for quality writing

Ken Borland


Bowling questions remain for Proteas

Posted on June 19, 2015 by Ken

The successful series against the West Indies did answer a few questions about the Proteas as they head into the World Cup, but a couple of glaring question marks remain – such as why the bowlers insist on banging the ball in halfway down the pitch so often?

Bowling coach Allan Donald was quoted as saying this week “I’d rather not have that many yorkers at the back end … at the World Cup, we want to be unpredictable in the last 10 overs and that is not going to be about bowling 40 yorkers in the last 10 overs.”

Not bowling yorkers is also becoming predictable, however, for this attack.

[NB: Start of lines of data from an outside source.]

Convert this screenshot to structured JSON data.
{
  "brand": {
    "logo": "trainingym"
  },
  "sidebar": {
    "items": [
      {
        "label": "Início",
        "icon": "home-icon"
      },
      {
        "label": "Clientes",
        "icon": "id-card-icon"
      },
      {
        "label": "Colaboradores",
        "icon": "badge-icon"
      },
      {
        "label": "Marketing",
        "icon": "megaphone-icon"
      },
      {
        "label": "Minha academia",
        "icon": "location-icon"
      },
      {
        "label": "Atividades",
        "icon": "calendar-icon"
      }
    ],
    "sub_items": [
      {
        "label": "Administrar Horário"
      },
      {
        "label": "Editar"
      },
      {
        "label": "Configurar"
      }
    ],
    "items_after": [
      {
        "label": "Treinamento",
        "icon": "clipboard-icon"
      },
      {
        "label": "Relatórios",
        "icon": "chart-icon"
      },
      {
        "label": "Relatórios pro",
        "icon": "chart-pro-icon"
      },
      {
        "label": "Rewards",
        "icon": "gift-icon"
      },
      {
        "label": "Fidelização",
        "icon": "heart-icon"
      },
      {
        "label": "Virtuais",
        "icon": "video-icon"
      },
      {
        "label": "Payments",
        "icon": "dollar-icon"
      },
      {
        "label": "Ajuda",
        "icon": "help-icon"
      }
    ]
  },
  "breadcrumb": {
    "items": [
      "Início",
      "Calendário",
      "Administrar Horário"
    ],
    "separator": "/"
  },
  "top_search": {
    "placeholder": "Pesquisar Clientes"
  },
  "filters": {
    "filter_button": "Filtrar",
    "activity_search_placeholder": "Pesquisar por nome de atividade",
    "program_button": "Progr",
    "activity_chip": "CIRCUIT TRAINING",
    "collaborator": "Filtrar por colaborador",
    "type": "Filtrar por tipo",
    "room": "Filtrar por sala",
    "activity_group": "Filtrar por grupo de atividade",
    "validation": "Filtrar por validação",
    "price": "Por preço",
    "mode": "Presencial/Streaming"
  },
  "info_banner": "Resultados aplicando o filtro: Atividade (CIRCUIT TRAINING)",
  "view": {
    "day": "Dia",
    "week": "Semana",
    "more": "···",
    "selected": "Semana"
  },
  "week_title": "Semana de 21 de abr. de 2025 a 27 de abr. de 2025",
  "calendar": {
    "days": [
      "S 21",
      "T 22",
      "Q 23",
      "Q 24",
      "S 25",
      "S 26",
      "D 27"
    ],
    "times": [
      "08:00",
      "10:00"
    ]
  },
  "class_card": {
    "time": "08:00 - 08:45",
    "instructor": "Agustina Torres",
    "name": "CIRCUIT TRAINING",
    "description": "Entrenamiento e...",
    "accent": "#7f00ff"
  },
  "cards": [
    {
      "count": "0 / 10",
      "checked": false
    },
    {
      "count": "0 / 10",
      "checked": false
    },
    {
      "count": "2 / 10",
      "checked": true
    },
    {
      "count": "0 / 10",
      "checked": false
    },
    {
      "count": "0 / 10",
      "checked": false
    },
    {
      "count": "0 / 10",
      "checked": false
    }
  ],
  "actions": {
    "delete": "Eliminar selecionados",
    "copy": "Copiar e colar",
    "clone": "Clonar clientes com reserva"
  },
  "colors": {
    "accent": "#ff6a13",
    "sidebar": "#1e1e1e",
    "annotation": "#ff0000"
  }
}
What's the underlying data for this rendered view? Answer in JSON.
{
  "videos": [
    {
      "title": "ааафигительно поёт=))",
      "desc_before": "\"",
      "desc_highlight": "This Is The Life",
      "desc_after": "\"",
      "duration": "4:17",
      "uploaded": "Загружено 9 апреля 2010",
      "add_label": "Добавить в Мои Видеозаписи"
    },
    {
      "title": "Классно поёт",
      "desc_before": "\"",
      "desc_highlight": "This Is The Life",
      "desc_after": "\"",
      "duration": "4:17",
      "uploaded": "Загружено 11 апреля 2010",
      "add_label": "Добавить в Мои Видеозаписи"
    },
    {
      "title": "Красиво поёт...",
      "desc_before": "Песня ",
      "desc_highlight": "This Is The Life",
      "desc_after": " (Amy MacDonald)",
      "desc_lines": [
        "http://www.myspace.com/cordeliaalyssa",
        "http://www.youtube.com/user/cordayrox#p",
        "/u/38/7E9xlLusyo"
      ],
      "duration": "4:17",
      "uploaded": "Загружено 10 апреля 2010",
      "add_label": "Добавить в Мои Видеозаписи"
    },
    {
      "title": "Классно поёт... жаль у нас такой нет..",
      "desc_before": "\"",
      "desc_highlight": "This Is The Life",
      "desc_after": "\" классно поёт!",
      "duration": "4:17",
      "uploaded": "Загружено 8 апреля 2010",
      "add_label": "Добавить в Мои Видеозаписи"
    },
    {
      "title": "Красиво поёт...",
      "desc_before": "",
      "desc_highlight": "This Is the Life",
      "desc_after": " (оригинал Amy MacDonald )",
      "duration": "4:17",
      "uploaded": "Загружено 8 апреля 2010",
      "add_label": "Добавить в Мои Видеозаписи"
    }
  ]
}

While the South African bowlers were generally dominant against the eighth-ranked West Indies – and let’s be honest, their batting was largely woeful – it was alarming to see how exposed the Proteas were once again in the death overs when Andre Russell, Darren Sammy and the tail took the tourists to an unlikely victory in the fourth ODI in Port Elizabeth.

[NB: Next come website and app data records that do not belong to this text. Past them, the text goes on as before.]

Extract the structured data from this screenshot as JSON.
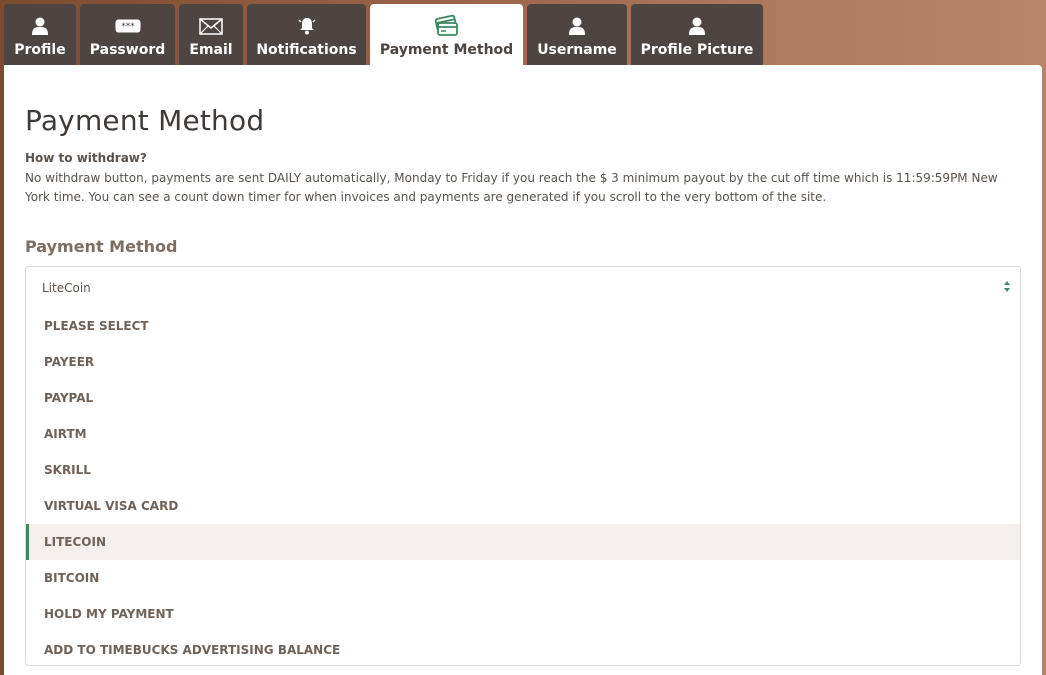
{
  "tabs": [
    {
      "label": "Profile",
      "icon": "user-icon"
    },
    {
      "label": "Password",
      "icon": "password-icon"
    },
    {
      "label": "Email",
      "icon": "envelope-icon"
    },
    {
      "label": "Notifications",
      "icon": "bell-icon"
    },
    {
      "label": "Payment Method",
      "icon": "payment-cards-icon",
      "active": true
    },
    {
      "label": "Username",
      "icon": "user-icon"
    },
    {
      "label": "Profile Picture",
      "icon": "user-icon"
    }
  ],
  "page": {
    "title": "Payment Method",
    "withdraw_question": "How to withdraw?",
    "withdraw_text": "No withdraw button, payments are sent DAILY automatically, Monday to Friday if you reach the $ 3 minimum payout by the cut off time which is 11:59:59PM New York time. You can see a count down timer for when invoices and payments are generated if you scroll to the very bottom of the site."
  },
  "payment_field": {
    "label": "Payment Method",
    "current_value": "LiteCoin",
    "options": [
      "PLEASE SELECT",
      "PAYEER",
      "PAYPAL",
      "AIRTM",
      "SKRILL",
      "VIRTUAL VISA CARD",
      "LITECOIN",
      "BITCOIN",
      "HOLD MY PAYMENT",
      "ADD TO TIMEBUCKS ADVERTISING BALANCE"
    ],
    "selected_index": 6
  },
  "colors": {
    "tab_bg": "#4d4542",
    "accent_green": "#3b8a5e",
    "text_brown": "#7d6e63"
  }
}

The West Indies top-order was barely a factor through the series, meaning they were under pressure every time they batted; how will South Africa’s attack fare against much stronger batting line-ups at the World Cup, especially if the pitches are flat, without the luxury of early wickets?

Kyle Abbott was particularly disappointing in the series – taking just two wickets for 121 runs, conceded at a rate of 7.33 per over. It was depressing to see someone who had previously shown such skill in finding the blockhole, banging the ball in short and getting regularly smashed – perhaps Donald’s comments have something to do with that? There was surely a message in the second of those Abbott wickets coming from a full, straight delivery that bowled Marlon Samuels at Centurion.

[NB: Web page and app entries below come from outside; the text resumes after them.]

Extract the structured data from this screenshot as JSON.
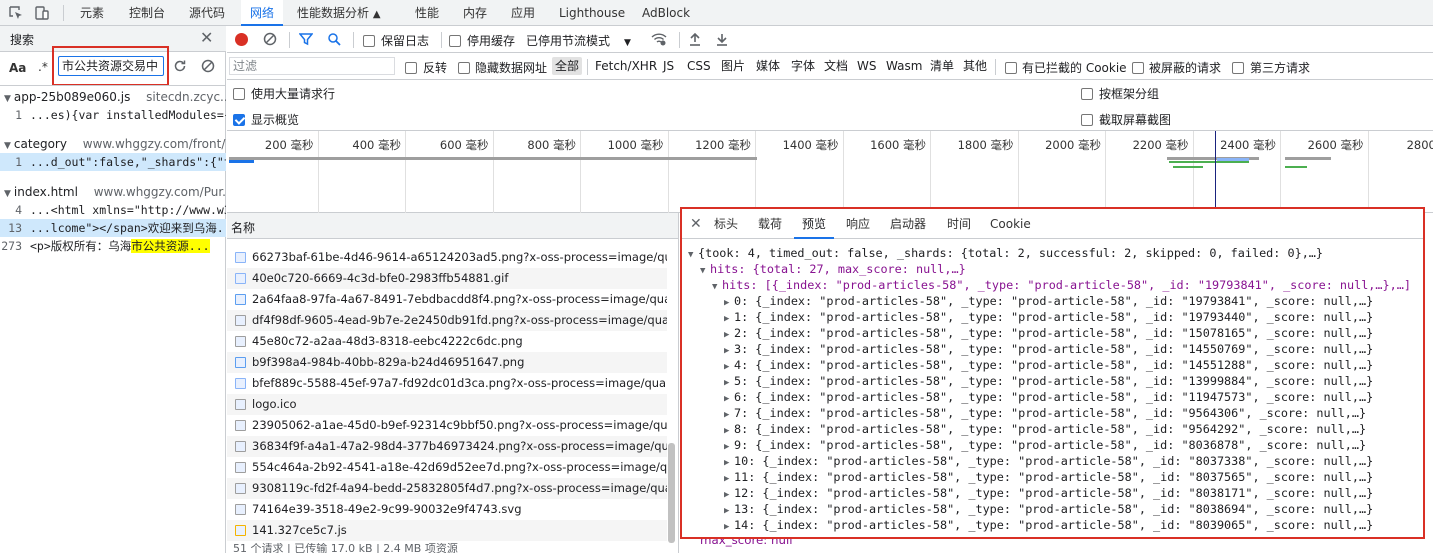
{
  "devtools_tabs": [
    {
      "label": "元素"
    },
    {
      "label": "控制台"
    },
    {
      "label": "源代码"
    },
    {
      "label": "网络"
    },
    {
      "label": "性能数据分析"
    },
    {
      "label": "性能"
    },
    {
      "label": "内存"
    },
    {
      "label": "应用"
    },
    {
      "label": "Lighthouse"
    },
    {
      "label": "AdBlock"
    }
  ],
  "search": {
    "title": "搜索",
    "aa_label": "Aa",
    "regex_label": ".*",
    "query": "市公共资源交易中",
    "results": [
      {
        "file": "app-25b089e060.js",
        "url": "sitecdn.zcyc...",
        "lines": [
          {
            "num": "1",
            "pre": "...es){var installedModules={};fun...",
            "hit": "",
            "post": ""
          }
        ]
      },
      {
        "file": "category",
        "url": "www.whggzy.com/front/...",
        "lines": [
          {
            "num": "1",
            "pre": "...d_out\":false,\"_shards\":{\"total\":...",
            "hit": "",
            "post": ""
          }
        ]
      },
      {
        "file": "index.html",
        "url": "www.whggzy.com/Pur...",
        "lines": [
          {
            "num": "4",
            "pre": "...<html xmlns=\"http://www.w3.o...",
            "hit": "",
            "post": ""
          },
          {
            "num": "13",
            "pre": "...lcome\"></span>欢迎来到乌海...",
            "hit": "",
            "post": ""
          },
          {
            "num": "273",
            "pre": "<p>版权所有：乌海",
            "hit": "市公共资源...",
            "post": ""
          }
        ]
      }
    ]
  },
  "toolbar": {
    "preserve_log": "保留日志",
    "disable_cache": "停用缓存",
    "throttling": "已停用节流模式",
    "filter_placeholder": "过滤",
    "invert": "反转",
    "hide_data_urls": "隐藏数据网址",
    "types": [
      "全部",
      "Fetch/XHR",
      "JS",
      "CSS",
      "图片",
      "媒体",
      "字体",
      "文档",
      "WS",
      "Wasm",
      "清单",
      "其他"
    ],
    "blocked_cookies": "有已拦截的 Cookie",
    "blocked_requests": "被屏蔽的请求",
    "third_party": "第三方请求",
    "big_rows": "使用大量请求行",
    "group_by_frame": "按框架分组",
    "show_overview": "显示概览",
    "capture_screenshots": "截取屏幕截图"
  },
  "overview_ticks": [
    "200 毫秒",
    "400 毫秒",
    "600 毫秒",
    "800 毫秒",
    "1000 毫秒",
    "1200 毫秒",
    "1400 毫秒",
    "1600 毫秒",
    "1800 毫秒",
    "2000 毫秒",
    "2200 毫秒",
    "2400 毫秒",
    "2600 毫秒",
    "2800 毫"
  ],
  "request_list": {
    "header": "名称",
    "rows": [
      "66273baf-61be-4d46-9614-a65124203ad5.png?x-oss-process=image/qualit...",
      "40e0c720-6669-4c3d-bfe0-2983ffb54881.gif",
      "2a64faa8-97fa-4a67-8491-7ebdbacdd8f4.png?x-oss-process=image/quality...",
      "df4f98df-9605-4ead-9b7e-2e2450db91fd.png?x-oss-process=image/quality,...",
      "45e80c72-a2aa-48d3-8318-eebc4222c6dc.png",
      "b9f398a4-984b-40bb-829a-b24d46951647.png",
      "bfef889c-5588-45ef-97a7-fd92dc01d3ca.png?x-oss-process=image/quality,...",
      "logo.ico",
      "23905062-a1ae-45d0-b9ef-92314c9bbf50.png?x-oss-process=image/qualit...",
      "36834f9f-a4a1-47a2-98d4-377b46973424.png?x-oss-process=image/qualit...",
      "554c464a-2b92-4541-a18e-42d69d52ee7d.png?x-oss-process=image/quali...",
      "9308119c-fd2f-4a94-bedd-25832805f4d7.png?x-oss-process=image/quality...",
      "74164e39-3518-49e2-9c99-90032e9f4743.svg",
      "141.327ce5c7.js"
    ],
    "status": "51 个请求  |  已传输 17.0 kB  |  2.4 MB 项资源"
  },
  "preview": {
    "tabs": [
      "标头",
      "载荷",
      "预览",
      "响应",
      "启动器",
      "时间",
      "Cookie"
    ],
    "root": "{took: 4, timed_out: false, _shards: {total: 2, successful: 2, skipped: 0, failed: 0},…}",
    "hits": "hits: {total: 27, max_score: null,…}",
    "hits_array": "hits: [{_index: \"prod-articles-58\", _type: \"prod-article-58\", _id: \"19793841\", _score: null,…},…]",
    "items": [
      "0: {_index: \"prod-articles-58\", _type: \"prod-article-58\", _id: \"19793841\", _score: null,…}",
      "1: {_index: \"prod-articles-58\", _type: \"prod-article-58\", _id: \"19793440\", _score: null,…}",
      "2: {_index: \"prod-articles-58\", _type: \"prod-article-58\", _id: \"15078165\", _score: null,…}",
      "3: {_index: \"prod-articles-58\", _type: \"prod-article-58\", _id: \"14550769\", _score: null,…}",
      "4: {_index: \"prod-articles-58\", _type: \"prod-article-58\", _id: \"14551288\", _score: null,…}",
      "5: {_index: \"prod-articles-58\", _type: \"prod-article-58\", _id: \"13999884\", _score: null,…}",
      "6: {_index: \"prod-articles-58\", _type: \"prod-article-58\", _id: \"11947573\", _score: null,…}",
      "7: {_index: \"prod-articles-58\", _type: \"prod-article-58\", _id: \"9564306\", _score: null,…}",
      "8: {_index: \"prod-articles-58\", _type: \"prod-article-58\", _id: \"9564292\", _score: null,…}",
      "9: {_index: \"prod-articles-58\", _type: \"prod-article-58\", _id: \"8036878\", _score: null,…}",
      "10: {_index: \"prod-articles-58\", _type: \"prod-article-58\", _id: \"8037338\", _score: null,…}",
      "11: {_index: \"prod-articles-58\", _type: \"prod-article-58\", _id: \"8037565\", _score: null,…}",
      "12: {_index: \"prod-articles-58\", _type: \"prod-article-58\", _id: \"8038171\", _score: null,…}",
      "13: {_index: \"prod-articles-58\", _type: \"prod-article-58\", _id: \"8038694\", _score: null,…}",
      "14: {_index: \"prod-articles-58\", _type: \"prod-article-58\", _id: \"8039065\", _score: null,…}"
    ],
    "max_score": "max_score: null",
    "total_peek": "total: 27"
  },
  "colors": {
    "accent": "#1a73e8",
    "highlight_border": "#d93025",
    "record": "#d93025"
  }
}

Lady Luck has not been kind to South Africa in previous World Cups, but she tends to favour teams that are tactically astute, hard-working and gifted. The Proteas are certainly dedicated to their craft and in terms of talent we only need to mention AB de Villiers, Hashim Amla and Dale Steyn, so no issues there.

But while the batting looks so powerful – Rilee Rossouw adding his name into the mix of potential match-winners – their bowling remains vulnerable due to the current strategic thinking and I have a feeling opposing teams will back themselves to chase down whatever target South Africa set by putting them under pressure in the field.

The balance of the team – without a genuine all-rounder – is out, so JP Duminy and Farhaan Behardien have to share 10 overs or someone like Vernon Philander or Wayne Parnell has to bat seven.

That fifth-bowler portion will certainly be targeted by the opposition and sides like India and Australia will probably have a go at Morne Morkel and Philander as well.

Immersed in the pressure of a knockout game, how cool can Morkel stay? His display under the pump in Port Elizabeth suggests the portents are not that good, while Philander, at no more than fast-medium pace and generally sticking to line-and-length, could also be vulnerable.

The positives, however, are that South Africa, with Dale Steyn and Imran Tahir, are better than most at taking wickets in the middle overs and there will be no more feared batting line-up at the World Cup.

The bookies are hawking odds of between 3/1 and 13/3 on South Africa winning the World Cup, but they are only second favourites behind Australia – who range from 2/1 to 13/4 to win their fifth title.

There are a million different scenarios that could play out – and South Africa have historically provided the weirdest of those – but I will be hugely frustrated if the Proteas post 350-8 in a semi-final and then lose by three wickets in the final over as Duminy/Behardien travel for 90 runs in their 10 combined overs and Morkel and Philander concede 75 each.

Ryan McLaren or David Wiese are not part of the squad to provide a genuine fifth bowling option and from what we’ve seen from the West Indies series, South Africa are not going to be able to stray too far from their first-choice attack.

Which is not entirely a bad thing. Barring the number seven position, South Africa are a settled combination, going to Australasia with confidence and not many teams will fancy taking them on.

 

Leave a Reply


  • Recent Posts

  • Archives

  • Thought of the Day

    1 Corinthians 3:3 - "For while there is jealousy and strife among you, are you not of the flesh and behaving only in a human way?"

    One of my favourite U2 songs is a collaboration with Johnny Cash called The Wanderer, and it features the line "they say they want the kingdom, but they don't want God in it".
    Many people say they believe in God, but they don't experience his loving presence. They may be active in Christian work, but only if they have their way. If they cannot be leaders, they refuse to be involved.
    Because they refuse to allow God to fill their lives with his love, they remain weak and powerless.
    Spiritual maturity means developing a greater love for others.

    "When the love of Christ saturates you, immature attitudes such as pettiness, jealousy and strife are dissolved.
    "It is only when you have an intimate relationship with the Lord that you receive sufficient grace to rise above this immaturity and enjoy the solid food that the Holy Spirit gives you." - Solly Ozrovech, A Shelter From The Storm



↑ Top